Web page and app entries:
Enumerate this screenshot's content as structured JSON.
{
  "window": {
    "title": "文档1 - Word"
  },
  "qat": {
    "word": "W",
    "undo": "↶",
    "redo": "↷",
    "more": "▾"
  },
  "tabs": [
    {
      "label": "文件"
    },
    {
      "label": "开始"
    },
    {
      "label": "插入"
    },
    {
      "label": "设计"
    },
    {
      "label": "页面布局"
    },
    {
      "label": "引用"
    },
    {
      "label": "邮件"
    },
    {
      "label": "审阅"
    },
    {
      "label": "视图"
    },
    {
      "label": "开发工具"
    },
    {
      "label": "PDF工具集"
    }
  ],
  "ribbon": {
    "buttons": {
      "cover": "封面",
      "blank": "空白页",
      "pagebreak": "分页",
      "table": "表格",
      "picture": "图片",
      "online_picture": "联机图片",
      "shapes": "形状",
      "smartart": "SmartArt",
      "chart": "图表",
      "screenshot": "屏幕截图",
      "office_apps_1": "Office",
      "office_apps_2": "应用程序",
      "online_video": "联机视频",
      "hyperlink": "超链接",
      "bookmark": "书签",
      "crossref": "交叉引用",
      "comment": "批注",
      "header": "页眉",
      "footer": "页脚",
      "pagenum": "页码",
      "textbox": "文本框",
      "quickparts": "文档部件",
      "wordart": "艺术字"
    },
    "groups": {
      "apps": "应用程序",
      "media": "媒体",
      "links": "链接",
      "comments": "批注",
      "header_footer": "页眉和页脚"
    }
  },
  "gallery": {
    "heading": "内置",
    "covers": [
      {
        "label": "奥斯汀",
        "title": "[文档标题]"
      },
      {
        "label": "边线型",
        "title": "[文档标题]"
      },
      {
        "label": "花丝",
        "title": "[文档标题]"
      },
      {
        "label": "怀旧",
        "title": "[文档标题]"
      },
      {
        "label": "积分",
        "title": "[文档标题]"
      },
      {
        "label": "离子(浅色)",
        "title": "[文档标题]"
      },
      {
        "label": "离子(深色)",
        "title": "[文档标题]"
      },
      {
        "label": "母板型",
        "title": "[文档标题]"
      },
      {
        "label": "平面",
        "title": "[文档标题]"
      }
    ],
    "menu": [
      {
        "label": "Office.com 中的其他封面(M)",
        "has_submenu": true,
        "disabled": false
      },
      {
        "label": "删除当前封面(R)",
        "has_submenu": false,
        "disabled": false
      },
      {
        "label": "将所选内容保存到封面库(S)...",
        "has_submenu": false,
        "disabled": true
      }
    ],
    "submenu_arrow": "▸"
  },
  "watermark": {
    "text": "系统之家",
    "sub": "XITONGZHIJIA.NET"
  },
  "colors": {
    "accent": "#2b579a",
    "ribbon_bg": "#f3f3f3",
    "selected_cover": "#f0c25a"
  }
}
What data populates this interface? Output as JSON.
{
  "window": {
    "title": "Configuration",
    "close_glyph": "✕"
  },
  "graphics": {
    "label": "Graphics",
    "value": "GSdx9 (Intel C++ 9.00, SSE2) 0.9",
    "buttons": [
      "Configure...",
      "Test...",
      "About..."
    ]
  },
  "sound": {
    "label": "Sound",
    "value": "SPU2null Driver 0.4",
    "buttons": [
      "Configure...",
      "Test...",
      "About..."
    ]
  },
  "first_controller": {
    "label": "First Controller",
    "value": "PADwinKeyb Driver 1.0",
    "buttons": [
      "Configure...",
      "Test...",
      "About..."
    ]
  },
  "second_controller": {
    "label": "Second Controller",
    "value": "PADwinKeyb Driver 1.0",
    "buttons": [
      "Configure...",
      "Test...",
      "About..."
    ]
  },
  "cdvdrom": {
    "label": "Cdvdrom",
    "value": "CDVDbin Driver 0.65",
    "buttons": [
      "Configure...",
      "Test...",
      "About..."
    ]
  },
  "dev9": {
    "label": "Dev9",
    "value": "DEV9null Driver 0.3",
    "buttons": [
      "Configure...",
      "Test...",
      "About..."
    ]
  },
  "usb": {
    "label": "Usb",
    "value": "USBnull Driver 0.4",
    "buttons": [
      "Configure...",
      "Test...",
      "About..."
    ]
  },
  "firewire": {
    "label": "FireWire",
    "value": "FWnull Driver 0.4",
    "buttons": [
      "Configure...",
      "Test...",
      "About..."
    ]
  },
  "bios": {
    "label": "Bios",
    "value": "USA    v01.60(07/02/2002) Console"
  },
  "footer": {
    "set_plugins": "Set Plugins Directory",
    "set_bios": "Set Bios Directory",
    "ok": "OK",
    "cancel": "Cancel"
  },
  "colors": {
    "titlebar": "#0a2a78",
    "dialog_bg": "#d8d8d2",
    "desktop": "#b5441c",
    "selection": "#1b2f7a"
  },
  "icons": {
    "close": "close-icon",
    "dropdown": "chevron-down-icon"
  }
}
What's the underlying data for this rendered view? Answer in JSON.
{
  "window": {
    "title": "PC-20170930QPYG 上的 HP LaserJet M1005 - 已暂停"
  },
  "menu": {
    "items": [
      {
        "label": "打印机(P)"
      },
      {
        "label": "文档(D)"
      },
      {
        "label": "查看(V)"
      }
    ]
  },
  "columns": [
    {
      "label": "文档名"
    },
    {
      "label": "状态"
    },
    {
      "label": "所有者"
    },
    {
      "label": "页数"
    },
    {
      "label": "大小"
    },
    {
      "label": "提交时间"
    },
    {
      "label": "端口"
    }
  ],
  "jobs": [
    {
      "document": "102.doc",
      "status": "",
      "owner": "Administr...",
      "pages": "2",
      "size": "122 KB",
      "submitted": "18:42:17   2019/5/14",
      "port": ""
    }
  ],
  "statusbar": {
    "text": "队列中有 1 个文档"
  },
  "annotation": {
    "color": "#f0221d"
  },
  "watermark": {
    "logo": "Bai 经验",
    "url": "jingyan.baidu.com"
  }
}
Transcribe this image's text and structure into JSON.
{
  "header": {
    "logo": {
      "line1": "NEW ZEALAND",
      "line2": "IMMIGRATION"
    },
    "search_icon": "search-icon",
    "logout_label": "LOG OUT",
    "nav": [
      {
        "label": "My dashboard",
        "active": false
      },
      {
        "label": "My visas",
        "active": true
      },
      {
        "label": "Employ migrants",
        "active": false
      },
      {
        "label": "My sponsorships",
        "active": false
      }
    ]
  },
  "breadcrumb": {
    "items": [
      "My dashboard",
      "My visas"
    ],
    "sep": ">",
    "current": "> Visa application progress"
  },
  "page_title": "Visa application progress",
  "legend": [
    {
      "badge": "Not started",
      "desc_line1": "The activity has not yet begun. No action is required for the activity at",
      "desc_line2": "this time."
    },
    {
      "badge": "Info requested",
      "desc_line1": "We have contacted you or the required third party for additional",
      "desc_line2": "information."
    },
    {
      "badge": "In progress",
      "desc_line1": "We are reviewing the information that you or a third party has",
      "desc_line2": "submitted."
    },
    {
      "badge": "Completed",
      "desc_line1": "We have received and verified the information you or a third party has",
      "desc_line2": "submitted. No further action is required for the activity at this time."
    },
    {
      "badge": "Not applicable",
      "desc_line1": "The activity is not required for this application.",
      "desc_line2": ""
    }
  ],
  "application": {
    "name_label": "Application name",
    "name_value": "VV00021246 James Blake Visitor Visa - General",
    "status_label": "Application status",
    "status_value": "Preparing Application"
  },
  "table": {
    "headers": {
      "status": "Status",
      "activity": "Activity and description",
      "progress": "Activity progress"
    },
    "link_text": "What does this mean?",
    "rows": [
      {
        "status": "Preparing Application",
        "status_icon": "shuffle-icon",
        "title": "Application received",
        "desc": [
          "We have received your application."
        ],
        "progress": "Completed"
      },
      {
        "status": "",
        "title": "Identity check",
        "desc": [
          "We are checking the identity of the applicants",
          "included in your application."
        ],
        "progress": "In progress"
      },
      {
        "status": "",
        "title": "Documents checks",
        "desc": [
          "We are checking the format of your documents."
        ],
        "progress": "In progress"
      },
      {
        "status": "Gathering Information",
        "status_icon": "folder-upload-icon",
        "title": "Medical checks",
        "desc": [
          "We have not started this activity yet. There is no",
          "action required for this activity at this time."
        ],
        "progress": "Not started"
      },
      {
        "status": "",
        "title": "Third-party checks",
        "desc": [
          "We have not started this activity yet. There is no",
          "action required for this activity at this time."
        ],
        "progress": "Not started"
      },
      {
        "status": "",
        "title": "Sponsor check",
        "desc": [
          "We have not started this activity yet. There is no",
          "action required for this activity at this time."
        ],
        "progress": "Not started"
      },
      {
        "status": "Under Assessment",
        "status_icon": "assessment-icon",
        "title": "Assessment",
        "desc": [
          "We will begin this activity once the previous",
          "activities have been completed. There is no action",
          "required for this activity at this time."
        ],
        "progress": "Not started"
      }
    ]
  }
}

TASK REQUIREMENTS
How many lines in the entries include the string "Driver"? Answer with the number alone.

ANSWER TO THE PROBLEM
7